On Hawaii's Kilauea volcano, astonishing geological phenomena happen daily.
Sometimes, that means lava birthing new land by flowing directly into the ocean or lava lake explosions sending bizarre glass formations into the sky.
Other times, it's Mother Nature giving us a peek into what's happening below the surface, with something called a lava "skylight."
In recent weeks, Kilauea, one of the world's most active volcanoes, has seen new lava breakouts, which have caused some mind-boggling activity. This includes a number of these so-called "skylights" -- which might be the coolest geological feature we've ever seen.
Put simply, a lava skylight is an opening in the roof of an underground lava tube. The hole forms when a portion of the tube collapses, revealing the flowing stream of lava within.
In the case of the tube pictured below, the crust of the roof of the lava tube was probably too thin to support itself, Hawaiian Volcano Observatory geologist Tim Orr told Big Island Video News.
These photographs, which were taken from a helicopter, are actually a bit deceiving, making the skylights seem smaller than they actually are. The one above, for instance, is about 20 feet in diameter, according to the Hawaiian Volcano Observatory website.
The most fascinating thing about skylights is the rare glimpse they provide into what is happening beneath the cooled surface of a lava field.

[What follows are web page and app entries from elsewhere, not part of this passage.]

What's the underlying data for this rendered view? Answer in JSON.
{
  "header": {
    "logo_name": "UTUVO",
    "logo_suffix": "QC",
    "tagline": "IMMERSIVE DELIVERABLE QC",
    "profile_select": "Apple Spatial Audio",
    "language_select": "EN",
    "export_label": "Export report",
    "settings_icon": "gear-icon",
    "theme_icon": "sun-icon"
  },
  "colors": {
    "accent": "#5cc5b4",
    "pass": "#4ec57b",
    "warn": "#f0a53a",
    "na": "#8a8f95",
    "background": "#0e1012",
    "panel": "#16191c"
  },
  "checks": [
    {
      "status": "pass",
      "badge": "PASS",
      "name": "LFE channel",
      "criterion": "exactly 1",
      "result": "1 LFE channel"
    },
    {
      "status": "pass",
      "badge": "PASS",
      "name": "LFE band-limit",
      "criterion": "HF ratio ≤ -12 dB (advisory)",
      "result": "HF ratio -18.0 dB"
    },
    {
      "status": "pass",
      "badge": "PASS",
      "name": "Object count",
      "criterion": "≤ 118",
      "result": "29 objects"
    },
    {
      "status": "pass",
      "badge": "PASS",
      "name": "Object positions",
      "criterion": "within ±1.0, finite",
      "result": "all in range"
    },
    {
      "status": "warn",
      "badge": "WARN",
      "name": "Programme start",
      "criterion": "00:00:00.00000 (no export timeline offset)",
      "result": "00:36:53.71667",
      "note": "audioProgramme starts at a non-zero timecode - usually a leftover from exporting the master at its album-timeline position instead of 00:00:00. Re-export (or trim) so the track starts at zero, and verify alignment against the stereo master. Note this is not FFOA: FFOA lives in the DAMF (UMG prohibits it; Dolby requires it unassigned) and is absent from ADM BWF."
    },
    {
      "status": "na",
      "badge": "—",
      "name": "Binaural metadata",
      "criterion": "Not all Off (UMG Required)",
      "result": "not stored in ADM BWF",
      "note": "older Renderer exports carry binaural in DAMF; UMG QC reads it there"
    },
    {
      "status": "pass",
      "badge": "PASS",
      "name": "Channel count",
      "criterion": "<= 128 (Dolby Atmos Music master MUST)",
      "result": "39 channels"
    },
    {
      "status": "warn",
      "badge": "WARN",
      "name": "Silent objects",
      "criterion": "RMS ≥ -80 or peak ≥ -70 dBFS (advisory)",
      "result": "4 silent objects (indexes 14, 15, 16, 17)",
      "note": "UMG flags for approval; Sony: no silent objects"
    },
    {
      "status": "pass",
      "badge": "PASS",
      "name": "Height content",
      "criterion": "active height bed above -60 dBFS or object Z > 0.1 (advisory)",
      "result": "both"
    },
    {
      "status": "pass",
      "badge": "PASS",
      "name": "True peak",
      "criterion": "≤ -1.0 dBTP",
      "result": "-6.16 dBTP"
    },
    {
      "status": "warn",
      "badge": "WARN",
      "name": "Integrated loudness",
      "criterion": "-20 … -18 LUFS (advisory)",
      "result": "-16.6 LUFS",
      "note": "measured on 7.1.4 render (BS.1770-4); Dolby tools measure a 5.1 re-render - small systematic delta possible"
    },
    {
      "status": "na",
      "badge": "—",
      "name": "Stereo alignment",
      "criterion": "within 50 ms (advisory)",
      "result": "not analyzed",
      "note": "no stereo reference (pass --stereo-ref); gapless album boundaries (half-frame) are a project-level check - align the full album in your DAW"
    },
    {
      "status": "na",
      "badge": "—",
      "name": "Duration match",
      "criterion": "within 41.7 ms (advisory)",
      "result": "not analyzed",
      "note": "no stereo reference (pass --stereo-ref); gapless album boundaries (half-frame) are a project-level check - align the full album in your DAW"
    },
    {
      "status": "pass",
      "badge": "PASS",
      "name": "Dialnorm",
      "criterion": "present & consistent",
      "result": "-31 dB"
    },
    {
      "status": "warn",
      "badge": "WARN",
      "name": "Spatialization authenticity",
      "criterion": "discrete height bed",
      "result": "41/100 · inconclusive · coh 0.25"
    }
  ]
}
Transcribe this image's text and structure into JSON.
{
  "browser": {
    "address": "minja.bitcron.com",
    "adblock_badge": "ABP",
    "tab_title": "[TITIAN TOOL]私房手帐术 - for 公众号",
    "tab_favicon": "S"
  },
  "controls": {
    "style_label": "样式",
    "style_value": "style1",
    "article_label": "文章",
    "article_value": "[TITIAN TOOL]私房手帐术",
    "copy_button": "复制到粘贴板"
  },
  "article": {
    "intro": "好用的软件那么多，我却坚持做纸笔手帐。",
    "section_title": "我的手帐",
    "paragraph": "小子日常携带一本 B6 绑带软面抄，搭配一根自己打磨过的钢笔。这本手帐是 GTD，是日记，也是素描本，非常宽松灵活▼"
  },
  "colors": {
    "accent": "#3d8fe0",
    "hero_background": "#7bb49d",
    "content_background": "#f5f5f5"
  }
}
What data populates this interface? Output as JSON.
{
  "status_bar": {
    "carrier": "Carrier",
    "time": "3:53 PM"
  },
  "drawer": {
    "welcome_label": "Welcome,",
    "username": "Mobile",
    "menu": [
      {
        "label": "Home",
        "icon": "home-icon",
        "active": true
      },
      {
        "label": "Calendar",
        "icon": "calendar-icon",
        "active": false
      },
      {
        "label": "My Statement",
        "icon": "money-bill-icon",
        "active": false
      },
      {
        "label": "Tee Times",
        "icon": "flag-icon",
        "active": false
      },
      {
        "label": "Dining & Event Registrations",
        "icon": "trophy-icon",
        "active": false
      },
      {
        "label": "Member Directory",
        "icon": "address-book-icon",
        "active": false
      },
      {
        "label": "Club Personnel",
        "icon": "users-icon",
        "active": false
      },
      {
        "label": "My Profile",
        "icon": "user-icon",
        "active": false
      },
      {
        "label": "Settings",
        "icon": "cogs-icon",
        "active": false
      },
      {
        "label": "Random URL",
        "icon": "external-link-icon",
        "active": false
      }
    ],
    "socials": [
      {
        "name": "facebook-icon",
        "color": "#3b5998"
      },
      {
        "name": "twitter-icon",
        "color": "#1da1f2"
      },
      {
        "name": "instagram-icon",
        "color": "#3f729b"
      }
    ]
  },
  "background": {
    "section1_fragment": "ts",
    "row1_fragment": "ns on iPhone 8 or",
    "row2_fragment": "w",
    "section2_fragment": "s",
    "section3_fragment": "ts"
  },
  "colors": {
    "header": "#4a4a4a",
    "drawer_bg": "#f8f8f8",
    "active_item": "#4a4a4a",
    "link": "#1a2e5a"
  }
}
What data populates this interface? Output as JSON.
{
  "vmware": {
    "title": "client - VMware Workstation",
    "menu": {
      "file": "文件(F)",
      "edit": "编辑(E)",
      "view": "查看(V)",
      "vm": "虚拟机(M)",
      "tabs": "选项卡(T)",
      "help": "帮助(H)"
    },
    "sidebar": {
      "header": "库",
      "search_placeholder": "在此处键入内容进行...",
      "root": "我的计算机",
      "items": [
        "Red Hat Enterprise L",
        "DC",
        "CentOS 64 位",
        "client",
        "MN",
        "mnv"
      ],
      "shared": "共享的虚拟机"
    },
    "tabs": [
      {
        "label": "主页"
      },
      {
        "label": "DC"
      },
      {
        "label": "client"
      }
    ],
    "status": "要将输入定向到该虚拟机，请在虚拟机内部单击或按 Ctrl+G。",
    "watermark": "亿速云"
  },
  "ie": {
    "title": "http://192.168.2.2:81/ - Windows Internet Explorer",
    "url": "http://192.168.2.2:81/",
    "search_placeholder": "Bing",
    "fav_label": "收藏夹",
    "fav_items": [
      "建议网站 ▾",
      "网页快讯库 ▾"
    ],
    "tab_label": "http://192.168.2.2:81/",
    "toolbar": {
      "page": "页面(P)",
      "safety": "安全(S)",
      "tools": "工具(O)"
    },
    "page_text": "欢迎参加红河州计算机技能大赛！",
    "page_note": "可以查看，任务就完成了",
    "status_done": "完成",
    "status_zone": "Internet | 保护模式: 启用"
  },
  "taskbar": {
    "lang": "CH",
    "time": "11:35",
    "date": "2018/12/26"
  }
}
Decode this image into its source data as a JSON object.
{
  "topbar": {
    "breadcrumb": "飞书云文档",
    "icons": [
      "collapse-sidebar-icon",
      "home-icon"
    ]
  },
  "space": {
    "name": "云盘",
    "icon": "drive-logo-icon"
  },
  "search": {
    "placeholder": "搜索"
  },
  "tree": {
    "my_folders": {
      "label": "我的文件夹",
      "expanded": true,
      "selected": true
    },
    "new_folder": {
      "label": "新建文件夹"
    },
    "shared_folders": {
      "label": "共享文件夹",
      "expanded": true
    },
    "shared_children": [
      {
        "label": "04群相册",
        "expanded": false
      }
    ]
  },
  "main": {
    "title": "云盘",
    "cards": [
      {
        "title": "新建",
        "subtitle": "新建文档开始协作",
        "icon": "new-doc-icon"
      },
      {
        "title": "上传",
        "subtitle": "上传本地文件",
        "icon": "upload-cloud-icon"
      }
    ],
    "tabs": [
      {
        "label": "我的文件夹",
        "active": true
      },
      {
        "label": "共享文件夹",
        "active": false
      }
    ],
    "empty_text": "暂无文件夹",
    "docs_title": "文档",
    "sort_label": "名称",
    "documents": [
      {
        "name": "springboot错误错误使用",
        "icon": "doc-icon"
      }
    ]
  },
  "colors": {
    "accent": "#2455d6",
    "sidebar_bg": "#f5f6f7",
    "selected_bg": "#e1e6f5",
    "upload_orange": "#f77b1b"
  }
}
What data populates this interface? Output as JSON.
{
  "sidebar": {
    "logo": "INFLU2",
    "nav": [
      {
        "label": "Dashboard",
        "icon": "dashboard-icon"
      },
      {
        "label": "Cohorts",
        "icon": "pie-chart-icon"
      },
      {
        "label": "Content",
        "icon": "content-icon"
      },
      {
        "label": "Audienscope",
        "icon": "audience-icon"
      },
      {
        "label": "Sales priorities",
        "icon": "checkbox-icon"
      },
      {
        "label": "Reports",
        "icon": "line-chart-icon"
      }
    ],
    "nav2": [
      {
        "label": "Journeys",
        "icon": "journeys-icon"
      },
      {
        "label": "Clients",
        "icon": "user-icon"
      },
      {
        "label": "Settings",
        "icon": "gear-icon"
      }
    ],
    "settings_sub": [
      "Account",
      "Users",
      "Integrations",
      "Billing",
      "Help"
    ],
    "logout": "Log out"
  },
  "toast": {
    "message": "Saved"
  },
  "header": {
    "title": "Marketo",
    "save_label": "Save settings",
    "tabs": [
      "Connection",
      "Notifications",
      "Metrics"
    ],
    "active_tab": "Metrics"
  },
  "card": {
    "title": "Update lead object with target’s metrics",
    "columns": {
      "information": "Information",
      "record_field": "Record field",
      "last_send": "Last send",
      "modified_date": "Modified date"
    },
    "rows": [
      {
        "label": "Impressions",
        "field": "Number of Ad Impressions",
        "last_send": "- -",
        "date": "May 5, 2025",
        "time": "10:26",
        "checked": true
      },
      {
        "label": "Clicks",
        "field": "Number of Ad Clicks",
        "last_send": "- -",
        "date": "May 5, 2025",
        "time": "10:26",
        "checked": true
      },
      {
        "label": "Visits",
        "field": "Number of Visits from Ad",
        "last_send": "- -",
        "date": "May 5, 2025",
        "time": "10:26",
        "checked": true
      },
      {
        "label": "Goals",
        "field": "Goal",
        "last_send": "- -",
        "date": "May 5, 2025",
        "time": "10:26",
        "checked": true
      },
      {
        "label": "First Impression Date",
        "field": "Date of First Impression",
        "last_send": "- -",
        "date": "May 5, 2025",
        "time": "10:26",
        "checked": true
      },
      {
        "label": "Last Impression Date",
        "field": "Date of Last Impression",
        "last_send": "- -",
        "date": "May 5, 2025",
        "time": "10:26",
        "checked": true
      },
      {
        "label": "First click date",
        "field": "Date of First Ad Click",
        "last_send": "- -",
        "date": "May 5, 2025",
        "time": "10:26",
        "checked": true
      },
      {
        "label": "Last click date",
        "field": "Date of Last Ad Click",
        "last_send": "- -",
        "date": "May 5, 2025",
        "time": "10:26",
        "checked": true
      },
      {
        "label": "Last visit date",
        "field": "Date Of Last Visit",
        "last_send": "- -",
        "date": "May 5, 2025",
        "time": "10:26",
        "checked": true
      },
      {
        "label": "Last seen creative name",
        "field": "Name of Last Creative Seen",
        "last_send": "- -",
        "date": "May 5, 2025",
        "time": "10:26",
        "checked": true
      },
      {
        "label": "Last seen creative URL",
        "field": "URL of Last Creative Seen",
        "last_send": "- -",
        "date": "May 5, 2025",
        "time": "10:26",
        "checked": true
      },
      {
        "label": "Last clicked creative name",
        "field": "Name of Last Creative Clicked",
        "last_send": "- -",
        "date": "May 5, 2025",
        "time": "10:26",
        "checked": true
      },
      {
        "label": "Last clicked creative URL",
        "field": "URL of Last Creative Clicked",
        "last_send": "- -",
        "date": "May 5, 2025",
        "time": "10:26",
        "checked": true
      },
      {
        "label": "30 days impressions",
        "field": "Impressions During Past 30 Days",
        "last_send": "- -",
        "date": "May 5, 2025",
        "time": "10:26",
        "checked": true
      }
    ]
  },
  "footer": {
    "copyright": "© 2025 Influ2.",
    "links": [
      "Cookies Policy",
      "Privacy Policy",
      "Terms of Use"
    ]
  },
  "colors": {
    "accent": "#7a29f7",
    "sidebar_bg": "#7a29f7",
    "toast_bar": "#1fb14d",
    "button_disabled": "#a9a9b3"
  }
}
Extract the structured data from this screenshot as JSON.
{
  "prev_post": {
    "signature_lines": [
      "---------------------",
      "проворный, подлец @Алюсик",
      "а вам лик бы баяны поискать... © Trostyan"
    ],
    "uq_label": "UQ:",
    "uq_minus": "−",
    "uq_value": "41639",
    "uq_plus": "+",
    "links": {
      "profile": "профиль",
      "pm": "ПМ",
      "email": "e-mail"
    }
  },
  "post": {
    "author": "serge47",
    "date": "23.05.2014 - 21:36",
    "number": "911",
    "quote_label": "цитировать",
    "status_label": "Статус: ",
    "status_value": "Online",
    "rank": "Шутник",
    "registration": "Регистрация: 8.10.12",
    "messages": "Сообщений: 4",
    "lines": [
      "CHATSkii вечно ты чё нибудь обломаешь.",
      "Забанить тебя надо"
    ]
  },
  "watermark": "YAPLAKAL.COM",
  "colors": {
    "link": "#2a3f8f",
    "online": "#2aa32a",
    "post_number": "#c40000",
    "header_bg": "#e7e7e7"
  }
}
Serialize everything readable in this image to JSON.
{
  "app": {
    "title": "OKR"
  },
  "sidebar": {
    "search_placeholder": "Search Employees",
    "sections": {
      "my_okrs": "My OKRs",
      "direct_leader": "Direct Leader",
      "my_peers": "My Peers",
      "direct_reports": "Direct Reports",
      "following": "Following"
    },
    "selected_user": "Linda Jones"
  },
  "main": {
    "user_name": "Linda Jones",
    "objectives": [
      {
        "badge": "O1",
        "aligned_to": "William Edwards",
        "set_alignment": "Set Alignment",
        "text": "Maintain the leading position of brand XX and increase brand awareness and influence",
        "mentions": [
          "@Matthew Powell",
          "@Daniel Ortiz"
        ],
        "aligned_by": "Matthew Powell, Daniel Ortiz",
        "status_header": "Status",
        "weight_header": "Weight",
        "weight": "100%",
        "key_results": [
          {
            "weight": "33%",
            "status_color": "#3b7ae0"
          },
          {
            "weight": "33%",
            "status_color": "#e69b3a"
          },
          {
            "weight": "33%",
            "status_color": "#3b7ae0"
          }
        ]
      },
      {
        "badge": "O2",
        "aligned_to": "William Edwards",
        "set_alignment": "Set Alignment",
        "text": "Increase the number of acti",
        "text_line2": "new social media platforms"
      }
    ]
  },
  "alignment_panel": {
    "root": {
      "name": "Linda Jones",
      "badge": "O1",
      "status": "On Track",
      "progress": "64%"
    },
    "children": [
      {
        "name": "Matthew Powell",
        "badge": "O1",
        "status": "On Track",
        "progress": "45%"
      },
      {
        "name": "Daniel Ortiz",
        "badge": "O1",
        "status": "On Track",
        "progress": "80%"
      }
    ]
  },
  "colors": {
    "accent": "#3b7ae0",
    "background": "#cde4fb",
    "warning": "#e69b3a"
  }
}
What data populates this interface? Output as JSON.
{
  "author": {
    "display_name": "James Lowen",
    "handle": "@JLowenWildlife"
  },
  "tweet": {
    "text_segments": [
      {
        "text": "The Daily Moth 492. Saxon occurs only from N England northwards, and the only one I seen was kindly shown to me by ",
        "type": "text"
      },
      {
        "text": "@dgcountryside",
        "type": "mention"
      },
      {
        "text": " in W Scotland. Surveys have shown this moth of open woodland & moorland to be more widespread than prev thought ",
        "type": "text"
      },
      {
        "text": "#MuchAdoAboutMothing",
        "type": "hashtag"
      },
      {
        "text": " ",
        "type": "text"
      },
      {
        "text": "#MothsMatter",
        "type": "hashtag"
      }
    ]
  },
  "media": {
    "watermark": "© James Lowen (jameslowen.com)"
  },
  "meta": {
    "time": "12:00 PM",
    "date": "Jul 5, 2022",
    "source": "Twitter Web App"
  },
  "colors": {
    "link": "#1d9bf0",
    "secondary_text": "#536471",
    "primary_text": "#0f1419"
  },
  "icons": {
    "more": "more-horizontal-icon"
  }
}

Often, there are rapid flows moving in lava tubes underneath the black, cooling crust, invisible without a crack or hole.
Orr estimated the lava seen within the skylight to be flowing at a rate of 1 to 2 meters per second, though he noted that there is no way to scientifically measure the speed of the lava within the tube.
Here are a few more epic views of lava skylights, because we honestly can't stop staring.